Work to complete => Copy each line of the records that holds the string "image".

Records shown =>
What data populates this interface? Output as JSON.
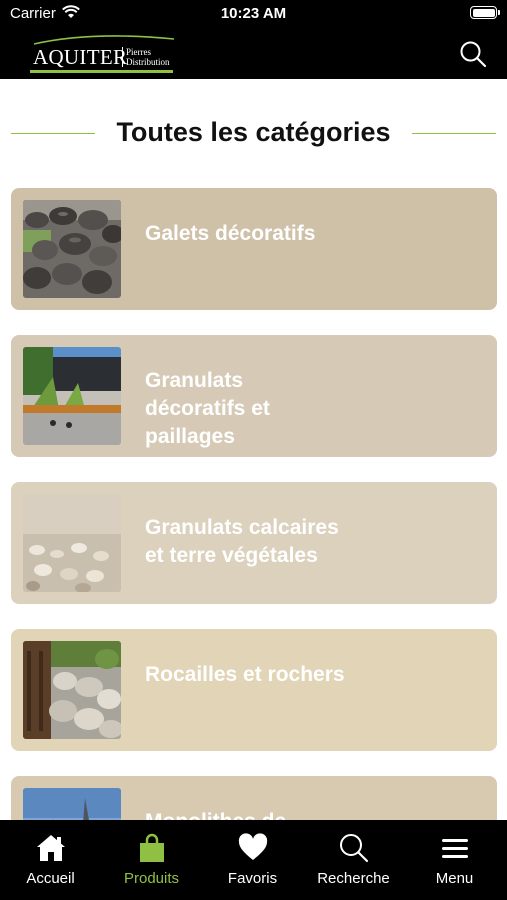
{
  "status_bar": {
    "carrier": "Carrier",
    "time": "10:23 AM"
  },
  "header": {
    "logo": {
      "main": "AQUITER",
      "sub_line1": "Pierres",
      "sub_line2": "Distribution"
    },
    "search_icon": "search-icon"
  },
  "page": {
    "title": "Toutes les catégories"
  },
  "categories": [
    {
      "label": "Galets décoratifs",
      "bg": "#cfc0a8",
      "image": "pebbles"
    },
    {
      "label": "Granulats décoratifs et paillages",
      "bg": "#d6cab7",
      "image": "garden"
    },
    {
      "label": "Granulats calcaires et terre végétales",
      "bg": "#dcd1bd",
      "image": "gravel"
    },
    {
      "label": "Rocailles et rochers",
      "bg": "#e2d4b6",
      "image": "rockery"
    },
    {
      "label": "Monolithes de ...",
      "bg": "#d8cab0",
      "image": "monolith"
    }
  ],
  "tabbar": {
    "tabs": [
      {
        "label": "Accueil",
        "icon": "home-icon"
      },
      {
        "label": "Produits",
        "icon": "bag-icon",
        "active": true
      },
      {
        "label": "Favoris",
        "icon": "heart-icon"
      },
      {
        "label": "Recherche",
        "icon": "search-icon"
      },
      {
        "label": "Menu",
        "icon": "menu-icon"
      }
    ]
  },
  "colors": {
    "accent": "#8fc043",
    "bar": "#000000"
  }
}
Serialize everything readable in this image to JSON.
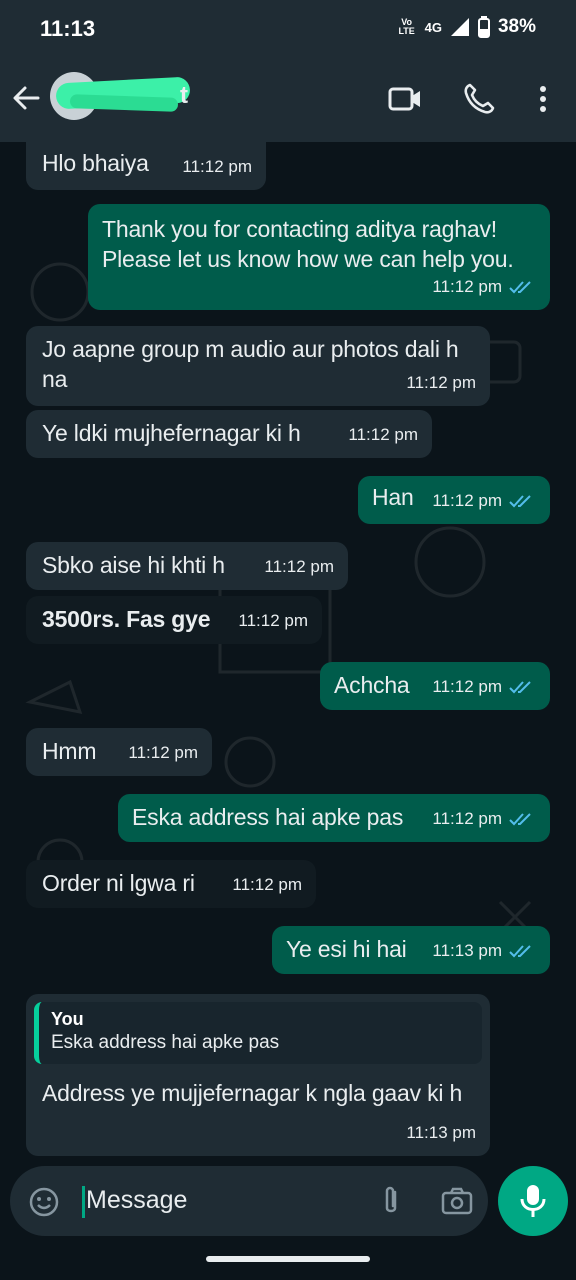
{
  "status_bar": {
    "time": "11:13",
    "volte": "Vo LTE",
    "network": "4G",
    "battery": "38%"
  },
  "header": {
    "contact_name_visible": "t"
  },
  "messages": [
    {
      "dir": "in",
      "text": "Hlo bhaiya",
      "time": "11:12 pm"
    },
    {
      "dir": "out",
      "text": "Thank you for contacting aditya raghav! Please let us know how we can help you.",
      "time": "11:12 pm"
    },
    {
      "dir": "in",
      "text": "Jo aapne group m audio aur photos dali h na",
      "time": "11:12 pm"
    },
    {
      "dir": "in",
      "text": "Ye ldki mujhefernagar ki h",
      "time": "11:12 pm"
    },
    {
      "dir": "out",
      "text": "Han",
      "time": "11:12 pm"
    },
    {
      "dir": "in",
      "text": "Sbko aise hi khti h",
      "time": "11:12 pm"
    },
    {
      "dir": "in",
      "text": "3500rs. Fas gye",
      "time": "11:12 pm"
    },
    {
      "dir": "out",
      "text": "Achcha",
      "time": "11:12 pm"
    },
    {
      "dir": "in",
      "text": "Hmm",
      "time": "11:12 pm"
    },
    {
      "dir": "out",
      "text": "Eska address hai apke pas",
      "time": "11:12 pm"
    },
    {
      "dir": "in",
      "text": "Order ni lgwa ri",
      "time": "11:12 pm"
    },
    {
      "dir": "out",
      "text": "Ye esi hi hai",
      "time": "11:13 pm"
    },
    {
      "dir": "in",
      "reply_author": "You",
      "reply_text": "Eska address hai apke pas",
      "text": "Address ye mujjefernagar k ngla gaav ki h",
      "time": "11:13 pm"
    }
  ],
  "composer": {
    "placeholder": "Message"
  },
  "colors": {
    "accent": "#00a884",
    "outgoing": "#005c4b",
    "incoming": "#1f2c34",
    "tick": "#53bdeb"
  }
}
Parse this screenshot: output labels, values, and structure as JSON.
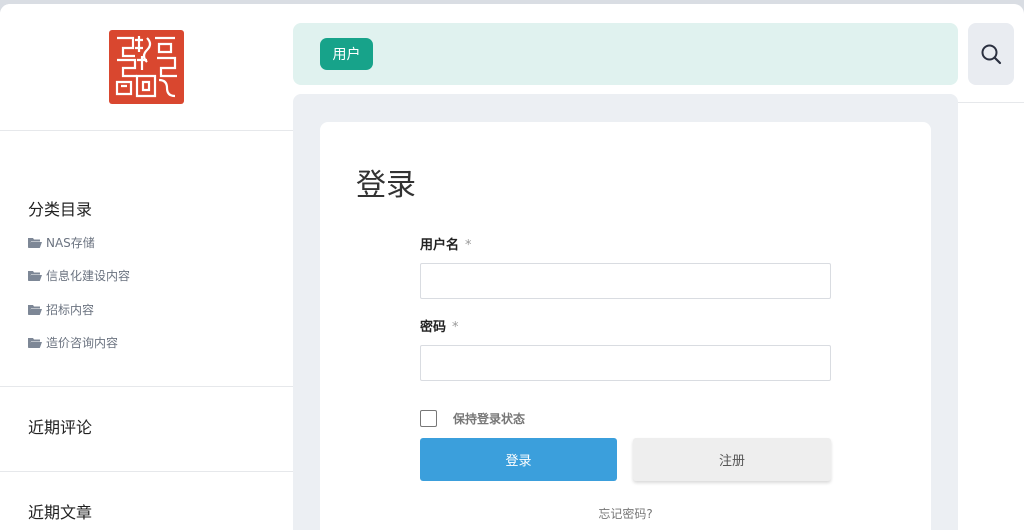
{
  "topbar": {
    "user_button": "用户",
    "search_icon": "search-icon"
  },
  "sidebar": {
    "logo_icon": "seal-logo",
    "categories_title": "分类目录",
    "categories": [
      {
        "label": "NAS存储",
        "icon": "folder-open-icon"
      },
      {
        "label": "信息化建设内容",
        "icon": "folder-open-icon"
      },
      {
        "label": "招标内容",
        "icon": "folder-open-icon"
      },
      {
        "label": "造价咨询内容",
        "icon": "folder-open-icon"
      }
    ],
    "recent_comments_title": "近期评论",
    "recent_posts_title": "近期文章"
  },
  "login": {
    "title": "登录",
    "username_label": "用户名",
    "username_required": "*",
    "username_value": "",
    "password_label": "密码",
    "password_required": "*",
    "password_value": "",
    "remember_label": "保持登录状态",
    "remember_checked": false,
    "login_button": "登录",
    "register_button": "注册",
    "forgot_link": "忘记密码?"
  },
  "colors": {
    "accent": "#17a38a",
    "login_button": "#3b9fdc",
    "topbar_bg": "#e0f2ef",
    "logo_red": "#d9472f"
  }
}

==

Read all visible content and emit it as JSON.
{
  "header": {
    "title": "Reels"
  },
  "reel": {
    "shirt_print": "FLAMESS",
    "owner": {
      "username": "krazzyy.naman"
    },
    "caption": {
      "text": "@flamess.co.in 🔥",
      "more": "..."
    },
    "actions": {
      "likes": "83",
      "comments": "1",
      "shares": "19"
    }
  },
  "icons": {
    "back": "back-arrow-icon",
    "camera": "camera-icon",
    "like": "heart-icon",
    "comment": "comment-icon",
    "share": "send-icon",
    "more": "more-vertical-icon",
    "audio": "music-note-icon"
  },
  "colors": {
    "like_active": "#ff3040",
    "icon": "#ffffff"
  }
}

Written reply =>
      "image": "pebbles"
      "image": "garden"
      "image": "gravel"
      "image": "rockery"
      "image": "monolith"
Serialize everything readable in this image to JSON.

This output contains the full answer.